“Sagebrush grasslands cover expansive areas of the western United States and provide critical habitat to hundreds of vertebrate species,” says Dr. Brian Mealor, Director of the University of Wyoming’s (UW) Research and Extension Center in Sheridan, Wyoming. But this ecosystem—often referred to as the “sagebrush sea”—is changing.
Mealor identifies non-native grasses, predominantly downy brome, or cheatgrass, as a primary ecological threat to the sagebrush grassland ecosystem. “These species can reduce biological diversity, shift species composition, and dramatically alter disturbance regimes,” says Mealor, “essentially changing how these ecosystems function.” Land managers then face a complex set of ecological and socioeconomic challenges that reach far beyond simple weed control programs.
At a free talk at the Buffalo Bill Center of the West on Wednesday, September 26, 5:15 p.m., Mealor presents Sea Change: How Invasive Annual Grasses are Changing Sagebrush Grasslands. The final installment in this year’s “Draper After Dark” lecture series, the presentation takes place in the Center’s Coe Auditorium. Mealor explores why invasive grasses have such an impact, how research aids in strategizing management, and how Wyoming is approaching this resource challenge.
In addition to his role as director of UW’s Research and Extension Center in Sheridan, Mealor is also an Associate Professor in the Department of Plant Sciences. His research, teaching, and outreach programs focus on understanding long-term impacts of exotic plant invasion, and on restoring rangeland ecosystems negatively impacted by invasive plants. He was previously Director of Stewardship for the Nature Conservancy in Wyoming.
A past president of the Wyoming Section of the Society for Range Management (SRM), Mealor has chaired the international SRM’s rangeland invasive species committee, is on the board of the Western Society of Weed Science, and is currently a member of the greater sage-grouse range-wide wildfire and invasive species working group. He is the founder of the Wyoming Restoration Challenge, and a founding member of the Northeast Wyoming Invasive Grasses Working Group.
In 2013, Mealor was named outstanding young range professional by SRM, and, in 2015, outstanding early career weed scientist by the Western Society of Weed Science.
The Draper After Dark lecture series is organized by the Draper Natural History Museum and supported in part by Sage Creek Ranch and the Nancy-Carroll Draper Foundation. Visit centerofthewest.org/explore/greater-yellowstone-natural-history to learn more about the Center’s natural science programming, or contact the Draper’s Curatorial Assistant Bonnie Smith at firstname.lastname@example.org or 307-578-4020.
Find the Center’s full calendar of events at centerofthewest.org/calendar.
Since 1917, the award-winning Buffalo Bill Center of the West in Cody, Wyoming, has devoted itself to sharing the story of the authentic American West.
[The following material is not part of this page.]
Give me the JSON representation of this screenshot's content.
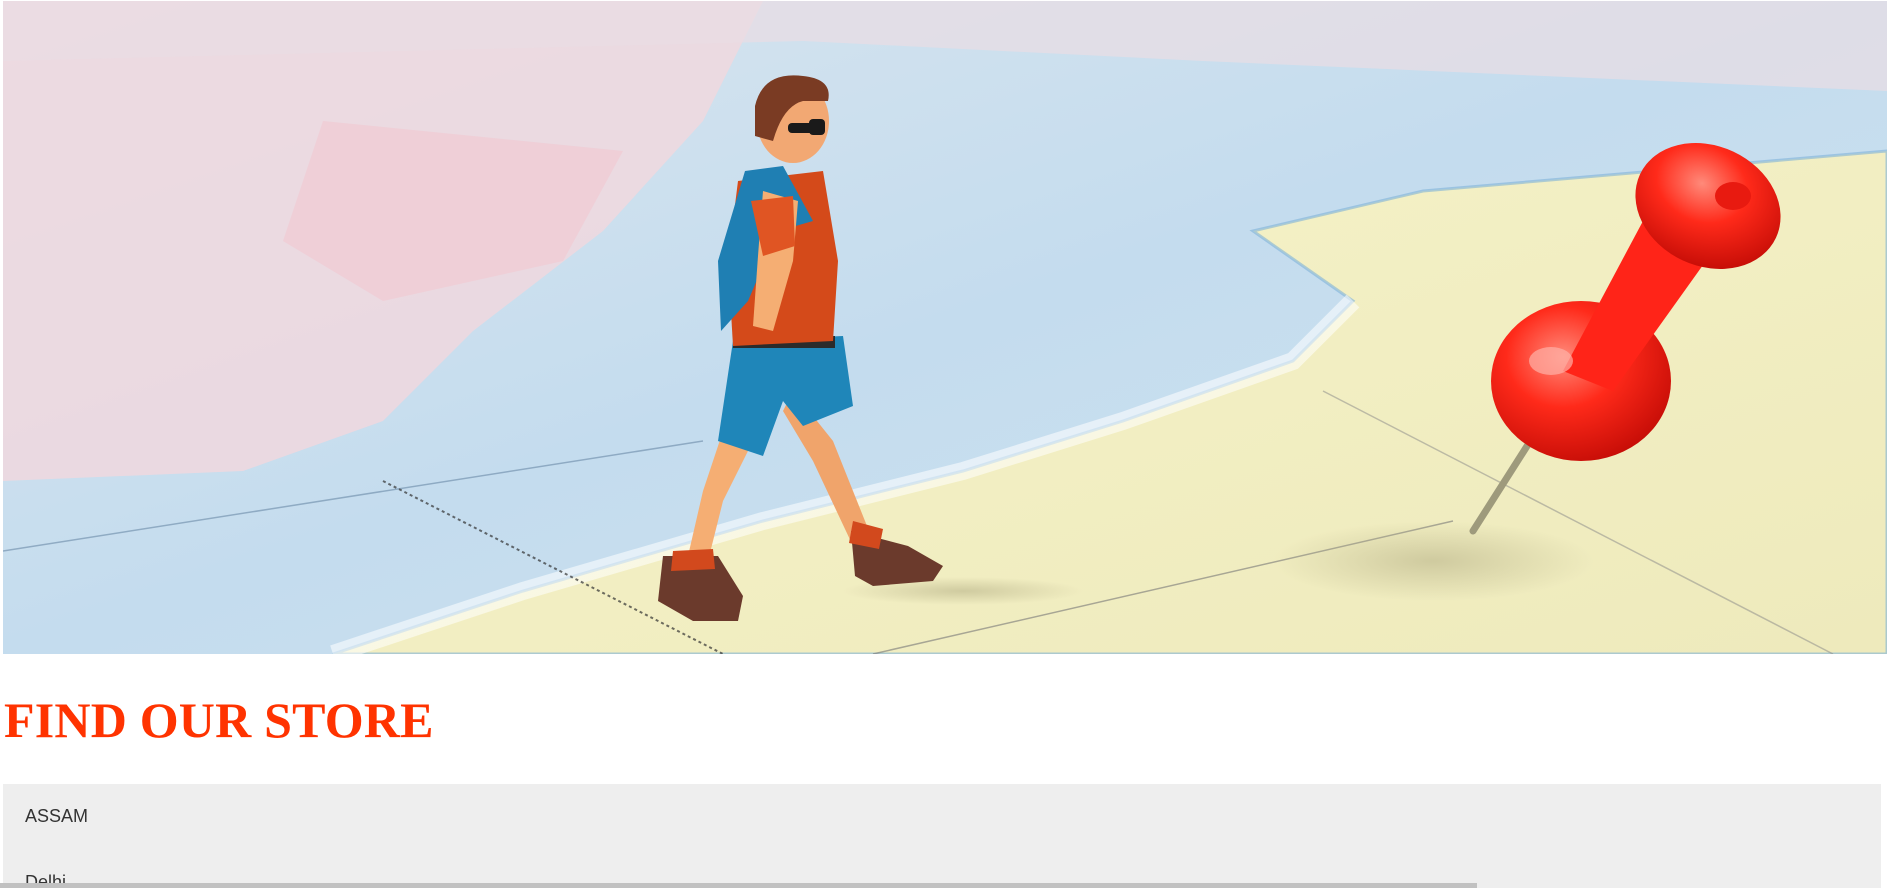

The Center is an affiliate of the Smithsonian Institution. For more information, visit centerofthewest.org or the Center’s Facebook page. #100YearsMore